Rolling Stone magazine says, “The LP stands among Campbell’s best — heartbreaking and imbued with poignancy, but sung with the same pure, sparkling vocals that are a distinguishing landmark.”

The title track was composed by his longtime collaborator Jimmy Webb, who told Rolling Stone Country: "Glen and I used to play that song all the time. We played it in dressing rooms, hotels, we played it over at his house, we played it at my house. He always loved that song.

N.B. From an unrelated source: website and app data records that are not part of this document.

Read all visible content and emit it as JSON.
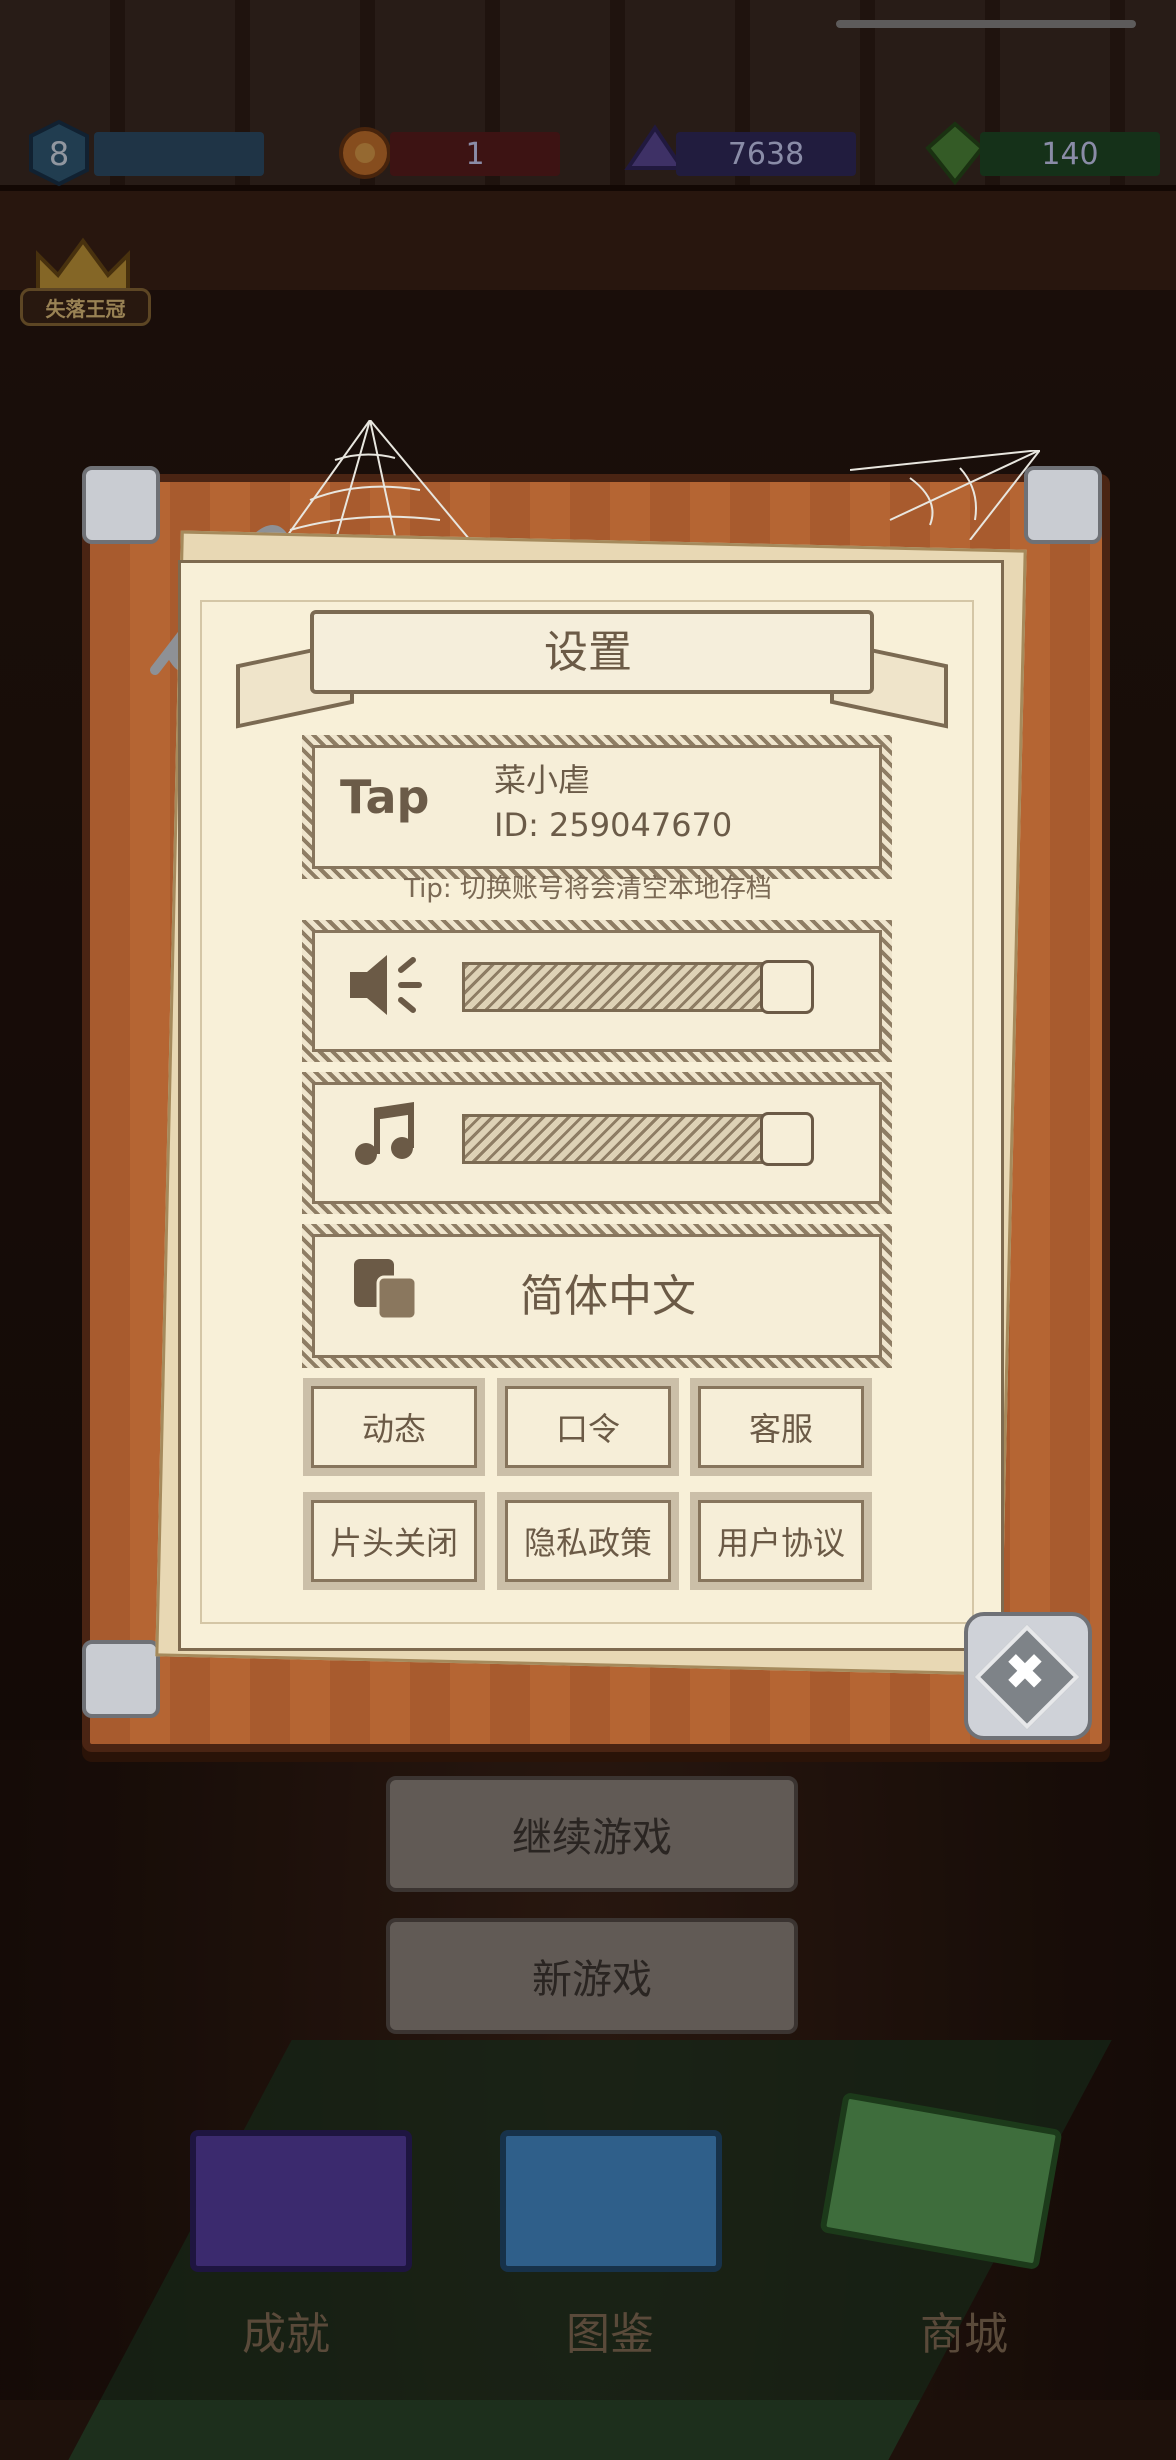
{
  "status_bar": {
    "level": "8",
    "ruby_count": "1",
    "gem_count": "7638",
    "diamond_count": "140"
  },
  "crown": {
    "label": "失落王冠"
  },
  "settings": {
    "title": "设置",
    "account": {
      "logo": "Tap",
      "username": "菜小虐",
      "user_id": "ID:  259047670"
    },
    "tip": "Tip: 切换账号将会清空本地存档",
    "sound_volume": 1.0,
    "music_volume": 1.0,
    "language": "简体中文",
    "buttons": {
      "dynamic": "动态",
      "password": "口令",
      "support": "客服",
      "intro_off": "片头关闭",
      "privacy": "隐私政策",
      "user_agreement": "用户协议"
    }
  },
  "menu": {
    "continue": "继续游戏",
    "new_game": "新游戏"
  },
  "bottom_nav": {
    "achievements": "成就",
    "codex": "图鉴",
    "shop": "商城"
  },
  "colors": {
    "paper": "#f8f0d8",
    "board": "#a85b2e",
    "ink": "#6b5a46"
  }
}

I heard 'Adiós' this morning, and my wife and I both broke down and cried all over this hotel room.”

Added Webb, "This album is just kind of a gift from the gods.”

It includes "Postcard From Paris," "It Won't Bring Her Back," "Just Like Always," "Funny How Time Slips Away," "Am I All Alone (Or Is It Only Me)" and Campbell’s take on the classic "Everybody's Talkin,' " popularized by Harry Nilsson.

Campbell, 81, was diagnosed with Alzheimer’s in 2011. His wife, Kim, has said that his condition has worsened to the point where he can no longer speak but that he still appreciates smiles and kisses.

The son of a sharecropper in Arkansas, the high school dropout became a hugely successful country singer known for such hits as "Wichita Lineman" and "Galveston," songs that fused country with pop music. He also became an actor, winning praise for his role in the John Wayne classic “True Grit.”

In interviews since his diagnosis, Campbell said he had made his peace with the condition and would buck up.

“Don’t think that I’m ungrateful,” Campbell sings on the title track. “And don’t look so morose. Adiós.”